From day one at Petalon, our mission has always been to provide our customers with unusual, interesting and beautiful flowers that are different from your bunch of lilies or a formally arranged bouquet of roses, with poker straight stems of foliage sticking up in unnaturally, evenly-spaced intervals. We wanted our bouquets to look and feel natural, to change with the seasons and stand out from what else is available on the market, while always maintaining a reasonable price point.
But as a business sending perishable goods, it can’t all be about beauty (unfortunately). We also have to consider vase life. So when designing the bouquets, we do a weekly dance between, oh that’s so beautiful…but will it travel alright? How long will it last once it’s in a vase? Some of our favourite flowers, we just can’t use for our bouquets because – and we’ve tried and tested this – they just don’t go the distance. Every year we swoon over the most impressive dahlias, pastel coloured achillea and scented garden roses. And although these are perfect for weddings, when they have to look beautiful for just one day, we begrudgingly must set these aside from our bouquets, or risk disappointing our customers when they don’t last as long as they’d expect.
Supermarkets have created a false standard for how long all flowers should last. With the aim of making as big a profit margin as possible, the flowers they choose are the cheapest, most hardy varieties, treated with an array of chemicals to make them last longer and because of this, they are the most common. Spray carnations, lilies, sunflowers, alstromeria, solidago, certain chrysanthemums. All in solid, block colours – your pinks, yellows, whites, reds. These largely unseasonal, chemically treated flowers skew the average for how long flowers are expected to last. Flowers are natural, ephemeral things, placed on kitchen tables, inviting people to sniff them; if given the choice, people would probably rather have something in their home and under their nose that is as close to natural as possible. This isn’t us ganging up on these more common flowers, but with our new venture into growing our own flowers, it would be silly of us to put in the time, money and effort to just grow things you can buy anywhere.
Of course, we too have our go-to flowers that we know are reliable – carnations, lisianthus, chrysanthemums – but we try to choose unusual varieties: pinks that bleed in to browns, nude with flecks of deep red, apricot with tinges of burnt orange. We always try to achieve a tonal palette with our bouquets – we want the colours to blend together, as opposed to mixing bold, contrasting colours side by side. That’s just our personal preference. But by default, these varieties are harder to find and more expensive to buy. Sometimes they’re even experiments – a new variety that catches our eye, but then is never seen again as they weren’t popular enough, much to our dismay.
As florists, our personal relationship with flowers means we know it’s often a trade off – some of the most beautiful, seasonal flowers come with a price – a shorter vase life.

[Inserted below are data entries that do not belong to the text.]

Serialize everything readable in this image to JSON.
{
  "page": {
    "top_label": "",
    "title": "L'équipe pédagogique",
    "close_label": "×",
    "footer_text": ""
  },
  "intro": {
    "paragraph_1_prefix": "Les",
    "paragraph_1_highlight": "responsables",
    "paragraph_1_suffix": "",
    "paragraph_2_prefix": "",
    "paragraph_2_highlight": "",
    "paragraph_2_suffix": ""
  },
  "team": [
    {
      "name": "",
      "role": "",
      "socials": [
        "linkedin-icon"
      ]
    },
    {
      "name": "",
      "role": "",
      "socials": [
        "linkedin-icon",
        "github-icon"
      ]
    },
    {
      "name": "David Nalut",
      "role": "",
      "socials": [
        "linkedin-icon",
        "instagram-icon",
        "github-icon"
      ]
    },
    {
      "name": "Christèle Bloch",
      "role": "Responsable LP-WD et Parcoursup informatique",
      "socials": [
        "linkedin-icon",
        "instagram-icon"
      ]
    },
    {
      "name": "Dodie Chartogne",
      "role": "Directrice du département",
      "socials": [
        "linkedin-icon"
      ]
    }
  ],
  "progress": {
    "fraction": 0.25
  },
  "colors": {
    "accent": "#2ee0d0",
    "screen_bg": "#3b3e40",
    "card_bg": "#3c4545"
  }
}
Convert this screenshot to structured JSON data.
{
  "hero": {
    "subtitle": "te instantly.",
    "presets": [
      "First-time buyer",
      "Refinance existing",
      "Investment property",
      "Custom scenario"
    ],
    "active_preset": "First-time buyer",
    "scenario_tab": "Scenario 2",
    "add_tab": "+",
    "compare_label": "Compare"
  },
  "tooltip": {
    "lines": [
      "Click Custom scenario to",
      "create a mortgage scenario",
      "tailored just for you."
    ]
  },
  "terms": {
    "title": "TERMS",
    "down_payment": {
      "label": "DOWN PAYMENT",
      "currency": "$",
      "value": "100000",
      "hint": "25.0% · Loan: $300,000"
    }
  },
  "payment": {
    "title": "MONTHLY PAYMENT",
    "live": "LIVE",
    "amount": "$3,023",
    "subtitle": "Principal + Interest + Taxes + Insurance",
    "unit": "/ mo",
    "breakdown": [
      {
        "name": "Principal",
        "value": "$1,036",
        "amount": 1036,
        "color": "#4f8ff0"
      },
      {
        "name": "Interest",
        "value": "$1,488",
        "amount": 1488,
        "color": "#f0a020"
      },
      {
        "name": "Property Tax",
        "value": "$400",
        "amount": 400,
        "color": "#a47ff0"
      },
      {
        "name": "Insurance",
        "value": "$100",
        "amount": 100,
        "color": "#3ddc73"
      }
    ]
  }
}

This is a trade off we’re, personally, happy to take. Will we take something twice as beautiful that may last half as long? Yes. But it’s not about us, it’s about what customers want and expect, with the added curveball that the majority of our bouquets are gifts that customers are buying for someone else. We’re now in the incredibly privileged and exciting position to be growing our own flowers. This is not only an opportunity to remove more and more carbon from our product journey, it means we can introduce our customers to new and exciting varieties that we get to grow, offering a product that’s even more unique. But again, we must get the balance right – do we risk growing this unusual, beautiful variety, something you may never have seen before, if we don’t know if it’ll pass the longevity test?
We’re interested to hear from you on this, as we always are with any big decisions we’ve made about the business over the last 6 years. We are here because of you and your support. So what’s most important (bearing in mind that answering ‘both’ is cheating) – would you prioritise vase life or would you be happy to receive a bouquet that includes something gorgeous and entirely new to you, but maybe doesn’t last as long as the rest of the bouquet? Answers on a postcard please (or email is also fine).Back to blog